Recorded information START

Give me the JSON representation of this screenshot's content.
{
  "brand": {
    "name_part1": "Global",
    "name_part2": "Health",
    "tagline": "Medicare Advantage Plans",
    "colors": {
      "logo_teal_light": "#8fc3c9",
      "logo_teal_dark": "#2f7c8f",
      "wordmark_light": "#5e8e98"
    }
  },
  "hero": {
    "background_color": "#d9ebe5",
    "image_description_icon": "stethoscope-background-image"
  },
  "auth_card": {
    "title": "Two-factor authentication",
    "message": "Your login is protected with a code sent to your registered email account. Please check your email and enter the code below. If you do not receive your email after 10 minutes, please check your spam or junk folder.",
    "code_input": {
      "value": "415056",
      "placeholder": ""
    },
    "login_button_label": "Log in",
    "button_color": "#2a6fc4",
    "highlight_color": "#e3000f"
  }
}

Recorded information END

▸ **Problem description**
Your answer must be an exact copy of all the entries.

▸ **Exercise response**
Give me the JSON representation of this screenshot's content.
{
  "brand": {
    "name_part1": "Global",
    "name_part2": "Health",
    "tagline": "Medicare Advantage Plans",
    "colors": {
      "logo_teal_light": "#8fc3c9",
      "logo_teal_dark": "#2f7c8f",
      "wordmark_light": "#5e8e98"
    }
  },
  "hero": {
    "background_color": "#d9ebe5",
    "image_description_icon": "stethoscope-background-image"
  },
  "auth_card": {
    "title": "Two-factor authentication",
    "message": "Your login is protected with a code sent to your registered email account. Please check your email and enter the code below. If you do not receive your email after 10 minutes, please check your spam or junk folder.",
    "code_input": {
      "value": "415056",
      "placeholder": ""
    },
    "login_button_label": "Log in",
    "button_color": "#2a6fc4",
    "highlight_color": "#e3000f"
  }
}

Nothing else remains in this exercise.